Posted in Features

Asbestos – the silent killer

Asbestos – the silent killer Posted on 26 October 2023

Strands of asbestos chrysotile fibres which can cause lung disease.

Painters should be aware of asbestos. It can be deadly when disturbed. Know what to look for and get a specialist company in to test and remove it if necessary. 

Asbestos is, potentially, the silent killer of the decorating trade. It looks and feels harmless, but it is anything but. Breathing in its fibres causes cancer and 5,000 people in the UK who have been exposed to it die in the UK annually.

It has been banned in the construction industry for more than 20 years but it is still found in the fabric of some one million domestic buildings and 300,000 non-domestic ones. The diseases caused by asbestos remain the top workplace killer in this country. Decorators absolutely have to treat it with the utmost caution.

Where asbestos is in place, the danger lies in disturbing it. Left alone, it is normally benign: it is when its fibres start drifting into the air that it becomes potentially deadly.

Painters and decorators working on older properties – and they need not be that old, as it was used in buildings well into the 20th century – have to ensure they don’t expose it and put themselves and those around them at serious risk. There is a legal requirement to identify if asbestos is present before work starts and if it could be disturbed.

The Health and Safety Executive (HSE) ran a campaign, Asbestos and You, warning tradespeople of the personal risks it creates. The HSE points out that there is no known safe level of exposure, but that it can be managed safely. 

Asbestos was popular in construction work because of its very effective fire resistance and insulating properties up until 1999, when it was banned for use in new properties. 

Most building refurbishment companies are fully aware of the risks when working on modernising older properties and have robust policies to deal with the issue. Painters need to have correct and valid certifications in place when dealing with asbestos.

Sion Morgan is Head of Health and Safety at the Airdrie-based Bell Group, one of the largest property services contractors in the UK. Its range of services include painting.

“We do a lot of work on properties where asbestos is likely to be found,” he explains. “We follow a strict set of protocols to identify possible asbestos-containing materials (ACMs) and their location before starting work.

“We have controls in place to ensure our operatives’ and customers’ health is not affected if we do come across anything. We get a lot of housing stock from the 1940s and 1950s up until the 1980s when asbestos was commonly used in the fabric.”

He explains that asbestos can be encased in anything and everything. “This is reflected in the importance we place on our operatives receiving UKATA (UK Asbestos Training Association) asbestos awareness training. The best mitigation against exposure is understanding the existing information that our customers have on the fabric of the building and where asbestos is likely to be.” 

Likely places include roof soffits and fascias, underneath gutters, behind radiators and in service cupboards. “If it doesn’t look like plastic, timber or another commonplace building material and the operatives are unsure, then we treat the material as suspect until it can be tested.

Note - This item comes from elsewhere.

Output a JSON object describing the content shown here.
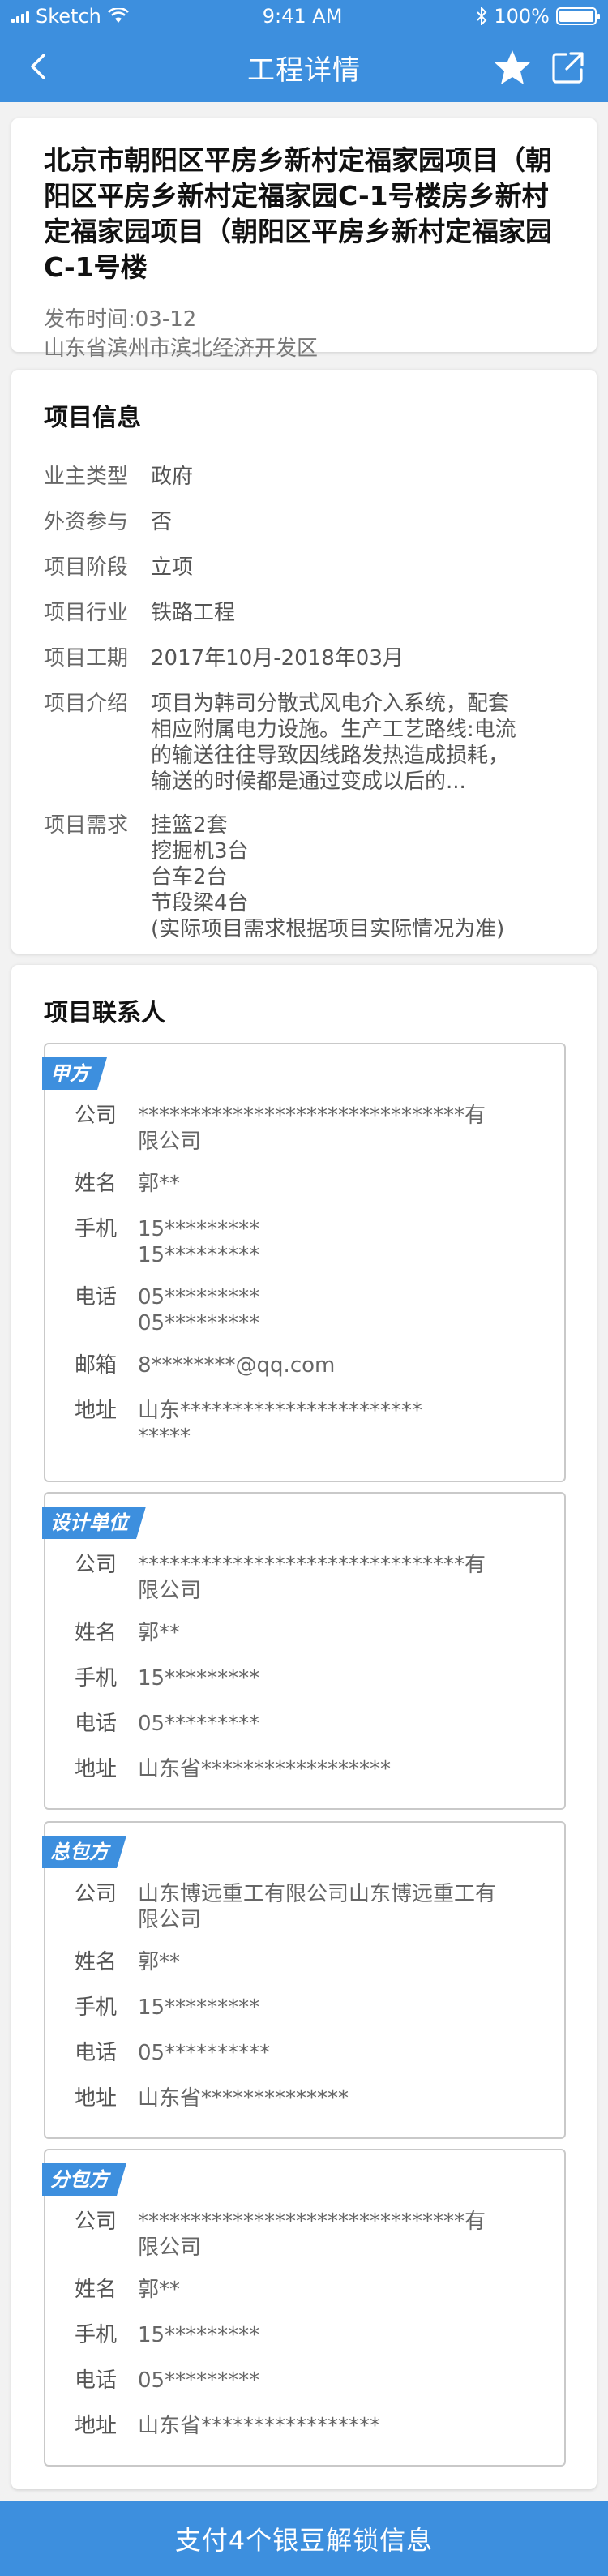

We may find it is plasterboard – or it could be asbestos. Caution is key.”

Company staff will often see old paint flaking off soffits, he says. “If they think it is material that contains asbestos, they will stop the work, secure the area and report it.

“We will inform the client and coordinate with them. It may be that the asbestos is left in situ being to a standard as best to be expected without undertaking intrusive surface preparation, or an approved asbestos removal contractor will be engaged prior to Bell Group installing new soffits and fascias.”

Bell Group can often identify asbestos as being likely to be present in a building before remediation work starts by looking at information such as asbestos surveys or original designs. However, with legacy structures, this may not be possible.

If there is any risk, then a specialist subcontractor is used to carry out tests in an enclosed and safe environment. “Sample analysis will be carried out. We can then put an adequate, safe plan in place.” It may be, Sion adds, that it can be left in place so long as it is not disturbed. 

In general, the construction industry has long moved towards what is known as encapsulation – putting a false wall in front of the asbestos, for example – or complete removal by experienced and dedicated contractors.

Certainly, no one can afford to treat the discovery of asbestos with anything other than the utmost seriousness. As the Scottish-based specialist removal company Strada Environmental points out, it is “extensively hazardous” and there is no accepted safe level of exposure.

“Even a very few fibres in the environment can be inhaled by people and can cause tremendous damage to their health, inducing diseases like asbestosis, mesothelioma and lung cancer,” it says on its web site. “Currently, there is not one treatment for mesothelioma that has resulted in a cure.”

However, Sion believes that more could be done across the building services sector to teach people. “I didn’t learn about asbestos until I was probably in my early 20s. Perhaps it could be included as part of the education system for the younger generation.

“As an industry, we’ve implemented really good measures to ensure that our guys and girls are aware of asbestos and the risks involved. But I think we could perhaps share that knowledge with the wider population outside of the construction industry.”